Washington DC – The US Secretary of State Michael R. Pompeo, along with Advisor to the President Ivanka Trump, unveiled the 2019 Trafficking in Persons (TIP) Report at the Foggy Bottom headquarters of the US State Department on Thursday (June 20). This carried a special interest for Indian Americans, who are still shocked by the tragic death of 6-year-old Gurupreet Kaur in the Arizona desert, just a month before her seventh birthday.
Gurupreet Kaur’s body was discovered 17 miles west of Lukeville by Border Patrol. She was reportedly traveling with four others and dropped near the international boundary by human smugglers who ordered the group to cross in the “dangerous and austere” location.
She died of heat stroke in the Arizona desert where temperatures were 108 degrees Fahrenheit, according to US Border Patrol and the Pima County Office of the Medical Examiner (PCOME).
“Our sympathies are with this little girl and her family,” said Tucson Chief Patrol Agent Roy Villareal, adding, “This is a senseless death driven by cartels who are profiting from putting lives at risk.”
Later at a press briefing, John Cotton Richmond, Ambassador-at-large to Monitor and Combat Trafficking in Persons, drew a line of demarcation between Human Smuggling and Human Trafficking when asked about the Kaur death case.
Defining Human smuggling, the Ambassador called it “a crime of movement; it’s a crime that violates the integrity of a country’s borders. It can be done voluntarily or involuntarily.”

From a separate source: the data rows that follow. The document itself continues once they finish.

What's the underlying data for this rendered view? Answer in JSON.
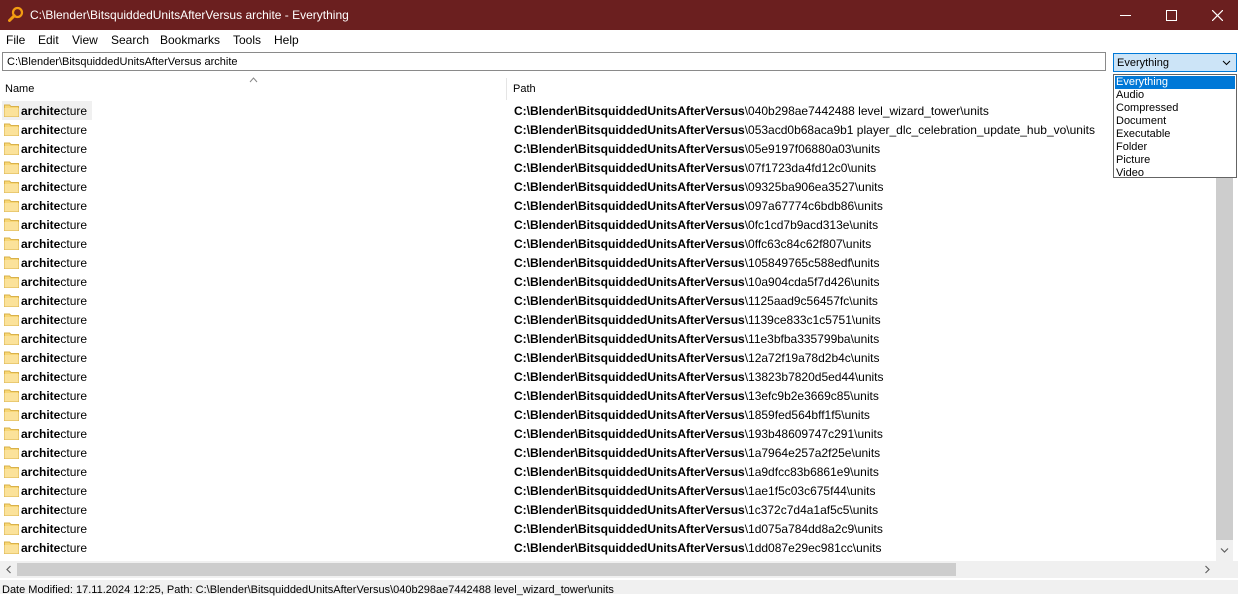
{
  "window": {
    "title": "C:\\Blender\\BitsquiddedUnitsAfterVersus archite - Everything",
    "minimize_label": "—",
    "maximize_label": "☐",
    "close_label": "✕",
    "icon": "search-magnifier-icon",
    "accent_color": "#6b1f1f"
  },
  "menu": {
    "items": [
      "File",
      "Edit",
      "View",
      "Search",
      "Bookmarks",
      "Tools",
      "Help"
    ]
  },
  "search": {
    "value": "C:\\Blender\\BitsquiddedUnitsAfterVersus archite"
  },
  "filter": {
    "selected": "Everything",
    "options": [
      "Everything",
      "Audio",
      "Compressed",
      "Document",
      "Executable",
      "Folder",
      "Picture",
      "Video"
    ]
  },
  "columns": {
    "name": "Name",
    "path": "Path"
  },
  "rows": [
    {
      "name_match": "archite",
      "name_rest": "cture",
      "path_match": "C:\\Blender\\BitsquiddedUnitsAfterVersus",
      "path_rest": "\\040b298ae7442488 level_wizard_tower\\units"
    },
    {
      "name_match": "archite",
      "name_rest": "cture",
      "path_match": "C:\\Blender\\BitsquiddedUnitsAfterVersus",
      "path_rest": "\\053acd0b68aca9b1 player_dlc_celebration_update_hub_vo\\units"
    },
    {
      "name_match": "archite",
      "name_rest": "cture",
      "path_match": "C:\\Blender\\BitsquiddedUnitsAfterVersus",
      "path_rest": "\\05e9197f06880a03\\units"
    },
    {
      "name_match": "archite",
      "name_rest": "cture",
      "path_match": "C:\\Blender\\BitsquiddedUnitsAfterVersus",
      "path_rest": "\\07f1723da4fd12c0\\units"
    },
    {
      "name_match": "archite",
      "name_rest": "cture",
      "path_match": "C:\\Blender\\BitsquiddedUnitsAfterVersus",
      "path_rest": "\\09325ba906ea3527\\units"
    },
    {
      "name_match": "archite",
      "name_rest": "cture",
      "path_match": "C:\\Blender\\BitsquiddedUnitsAfterVersus",
      "path_rest": "\\097a67774c6bdb86\\units"
    },
    {
      "name_match": "archite",
      "name_rest": "cture",
      "path_match": "C:\\Blender\\BitsquiddedUnitsAfterVersus",
      "path_rest": "\\0fc1cd7b9acd313e\\units"
    },
    {
      "name_match": "archite",
      "name_rest": "cture",
      "path_match": "C:\\Blender\\BitsquiddedUnitsAfterVersus",
      "path_rest": "\\0ffc63c84c62f807\\units"
    },
    {
      "name_match": "archite",
      "name_rest": "cture",
      "path_match": "C:\\Blender\\BitsquiddedUnitsAfterVersus",
      "path_rest": "\\105849765c588edf\\units"
    },
    {
      "name_match": "archite",
      "name_rest": "cture",
      "path_match": "C:\\Blender\\BitsquiddedUnitsAfterVersus",
      "path_rest": "\\10a904cda5f7d426\\units"
    },
    {
      "name_match": "archite",
      "name_rest": "cture",
      "path_match": "C:\\Blender\\BitsquiddedUnitsAfterVersus",
      "path_rest": "\\1125aad9c56457fc\\units"
    },
    {
      "name_match": "archite",
      "name_rest": "cture",
      "path_match": "C:\\Blender\\BitsquiddedUnitsAfterVersus",
      "path_rest": "\\1139ce833c1c5751\\units"
    },
    {
      "name_match": "archite",
      "name_rest": "cture",
      "path_match": "C:\\Blender\\BitsquiddedUnitsAfterVersus",
      "path_rest": "\\11e3bfba335799ba\\units"
    },
    {
      "name_match": "archite",
      "name_rest": "cture",
      "path_match": "C:\\Blender\\BitsquiddedUnitsAfterVersus",
      "path_rest": "\\12a72f19a78d2b4c\\units"
    },
    {
      "name_match": "archite",
      "name_rest": "cture",
      "path_match": "C:\\Blender\\BitsquiddedUnitsAfterVersus",
      "path_rest": "\\13823b7820d5ed44\\units"
    },
    {
      "name_match": "archite",
      "name_rest": "cture",
      "path_match": "C:\\Blender\\BitsquiddedUnitsAfterVersus",
      "path_rest": "\\13efc9b2e3669c85\\units"
    },
    {
      "name_match": "archite",
      "name_rest": "cture",
      "path_match": "C:\\Blender\\BitsquiddedUnitsAfterVersus",
      "path_rest": "\\1859fed564bff1f5\\units"
    },
    {
      "name_match": "archite",
      "name_rest": "cture",
      "path_match": "C:\\Blender\\BitsquiddedUnitsAfterVersus",
      "path_rest": "\\193b48609747c291\\units"
    },
    {
      "name_match": "archite",
      "name_rest": "cture",
      "path_match": "C:\\Blender\\BitsquiddedUnitsAfterVersus",
      "path_rest": "\\1a7964e257a2f25e\\units"
    },
    {
      "name_match": "archite",
      "name_rest": "cture",
      "path_match": "C:\\Blender\\BitsquiddedUnitsAfterVersus",
      "path_rest": "\\1a9dfcc83b6861e9\\units"
    },
    {
      "name_match": "archite",
      "name_rest": "cture",
      "path_match": "C:\\Blender\\BitsquiddedUnitsAfterVersus",
      "path_rest": "\\1ae1f5c03c675f44\\units"
    },
    {
      "name_match": "archite",
      "name_rest": "cture",
      "path_match": "C:\\Blender\\BitsquiddedUnitsAfterVersus",
      "path_rest": "\\1c372c7d4a1af5c5\\units"
    },
    {
      "name_match": "archite",
      "name_rest": "cture",
      "path_match": "C:\\Blender\\BitsquiddedUnitsAfterVersus",
      "path_rest": "\\1d075a784dd8a2c9\\units"
    },
    {
      "name_match": "archite",
      "name_rest": "cture",
      "path_match": "C:\\Blender\\BitsquiddedUnitsAfterVersus",
      "path_rest": "\\1dd087e29ec981cc\\units"
    }
  ],
  "status": {
    "text": "Date Modified: 17.11.2024 12:25, Path: C:\\Blender\\BitsquiddedUnitsAfterVersus\\040b298ae7442488 level_wizard_tower\\units"
  }
}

And then distinguishing it from human trafficking, the Ambassador said, “Human trafficking is a crime against someone’s fundamental rights to be free. It’s a crime not about movement but about coercion, and it’s always involuntary. And I think it’s important for us to keep a clear line of distinction between what human smuggling is and what human trafficking is. Obviously in any individual case there may be some overlap. We may have a smuggling offense and a trafficking offense, but they’re not coextensive.”
Two US based organizations, South Asian Americans Leading Together (SAALT) and Sikh American Legal Defense and Education Fund (SALDEF), are calling for a probe into the death and blamed the broken US immigration system.
SALDEF Executive Director Kiran Kaur Gill said, “We have been working to ensure Sikh asylum seekers receive fair and humane treatment in the asylum process and are ensured the appropriate religious accommodation afforded to all under our laws. We encourage the community to stay engaged on this issue.”
Echoing the SALDEF point of view, Lakshmi Sridaran, Interim Co-Executive Director of SAALT said, “US border militarization, forced migration, and rejection of migrants attempting to cross at ports of entry have created an environment where a child like Gurupreet, can die in the desert, alone.”
But there were strong points of view against the human smugglers, and risking lives of children by their parents and relatives, plus the US organizations with vested interests trying to keep their business going by preying on gullible people.
Reacting to the reports, Jesse Singh, Chairman, Sikhs of America told IAT in a statement: “The tragic death of 6-year-old Gurupreet Kaur in the Arizona desert, just a month before her seventh birthday, is heart-breaking to the family, friends and the community. Our heart-felt sympathies are with the affected people.”
Addressing the people in India especially the Northern Indian State of Punjab where the young Kaur hailed from, Singh issued a caution: “This tragedy is a stark reminder to all in Punjab and other parts of India – to refrain from making such desperate illegal attempts to enter the US.”
Calling upon the Indian authorities, Singh added, “We call upon the Indian Embassy to relay to the Indian Federal Government and state government in Punjab to give it as much coverage as possible, and educate the population about the dangers of illegal crossings into the US. The governments there also must crack down on human smuggling rings and unscrupulous agents who are exploiting people for monetary gain.”
Lambasting the US based organizations who are attacking the US in migration and border control systems, Singh said, “These organizations are running fear shops and making money from the American Sikh community. They should neither sensationalize nor politicize these to make money from the community, and instead address the real issues. The government of India, and especially Punjab, should try to put these human smuggling agents out of business.”
Ravi Batra, prominent Indian American attorney and Chairman of National Advisory Council on South Asian Affairs, and former member of NYS Joint Commission on Public Ethics reacted with shock and dismay telling IAT in a statement, “Heart wrenching story of an innocent 6 year old dying from extreme heat. That her adult parent(s) made the conscious choice to enter the attractive not-so-porous Southern Border of the United States hiring human traffickers is criminally negligent.”
Batra added, “We need to put the traffickers out of business, and once the Indian Embassy has gained article 36 VCCR access, perhaps they can secure a discharge from custody and arrange a safe return to India. Anything else will continue the Hobson’s Choice for both these persons and the United States.”